## Try it
Copy each record exactly as it reads, leaving out any pictures it holds.

-- Input data follows --

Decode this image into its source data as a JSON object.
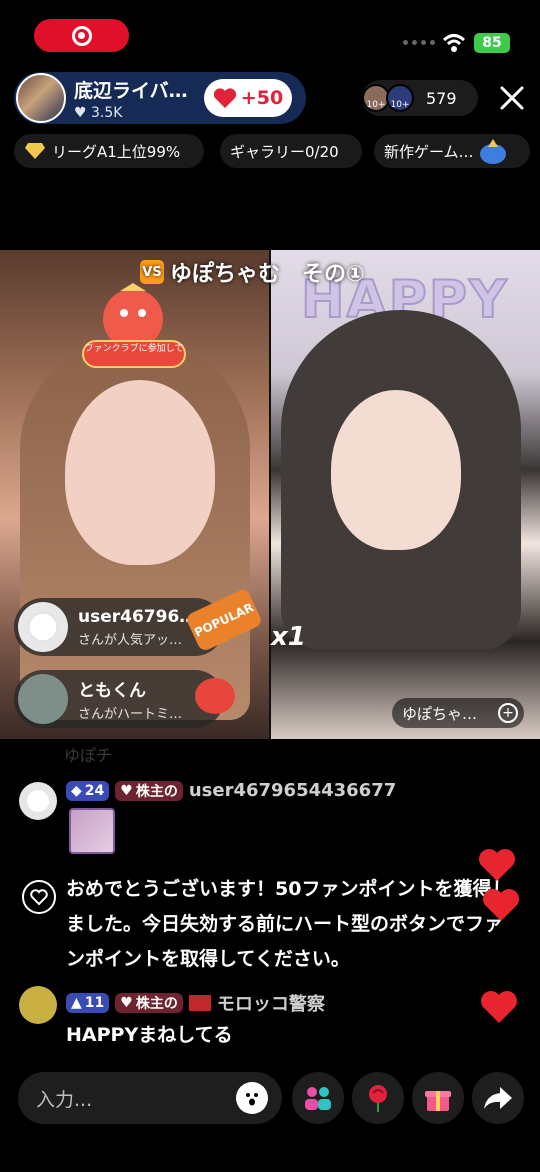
{
  "host": {
    "name": "底辺ライバ…",
    "fans": "3.5K",
    "follow_label": "+50"
  },
  "viewers": {
    "count": "579",
    "badge_a": "10+",
    "badge_b": "10+"
  },
  "chips": {
    "league": "リーグA1上位99%",
    "gallery": "ギャラリー0/20",
    "new_game": "新作ゲーム…"
  },
  "battle": {
    "title": "ゆぽちゃむ　その①",
    "vs_badge": "VS",
    "happy_sign": "HAPPY"
  },
  "fanclub_label": "ファンクラブに参加して",
  "joins": [
    {
      "name": "user46796…",
      "sub": "さんが人気アッ…"
    },
    {
      "name": "ともくん",
      "sub": "さんがハートミ…"
    }
  ],
  "popular_label": "POPULAR",
  "multiplier": "x1",
  "right_host": "ゆぽちゃ…",
  "chat": {
    "ghost": "ゆぽチ",
    "msg1": {
      "level": "24",
      "badge": "株主の",
      "user": "user4679654436677"
    },
    "notice": "おめでとうございます！50ファンポイントを獲得しました。今日失効する前にハート型のボタンでファンポイントを取得してください。",
    "msg2": {
      "level": "11",
      "badge": "株主の",
      "user": "モロッコ警察",
      "text": "HAPPYまねしてる"
    }
  },
  "input_placeholder": "入力...",
  "battery": "85",
  "colors": {
    "accent_red": "#e0233b",
    "host_bg": "#152a55"
  }
}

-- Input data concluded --

## Response for this exercise
Decode this image into its source data as a JSON object.
{
  "host": {
    "name": "底辺ライバ…",
    "fans": "3.5K",
    "follow_label": "+50"
  },
  "viewers": {
    "count": "579",
    "badge_a": "10+",
    "badge_b": "10+"
  },
  "chips": {
    "league": "リーグA1上位99%",
    "gallery": "ギャラリー0/20",
    "new_game": "新作ゲーム…"
  },
  "battle": {
    "title": "ゆぽちゃむ　その①",
    "vs_badge": "VS",
    "happy_sign": "HAPPY"
  },
  "fanclub_label": "ファンクラブに参加して",
  "joins": [
    {
      "name": "user46796…",
      "sub": "さんが人気アッ…"
    },
    {
      "name": "ともくん",
      "sub": "さんがハートミ…"
    }
  ],
  "popular_label": "POPULAR",
  "multiplier": "x1",
  "right_host": "ゆぽちゃ…",
  "chat": {
    "ghost": "ゆぽチ",
    "msg1": {
      "level": "24",
      "badge": "株主の",
      "user": "user4679654436677"
    },
    "notice": "おめでとうございます！50ファンポイントを獲得しました。今日失効する前にハート型のボタンでファンポイントを取得してください。",
    "msg2": {
      "level": "11",
      "badge": "株主の",
      "user": "モロッコ警察",
      "text": "HAPPYまねしてる"
    }
  },
  "input_placeholder": "入力...",
  "battery": "85",
  "colors": {
    "accent_red": "#e0233b",
    "host_bg": "#152a55"
  }
}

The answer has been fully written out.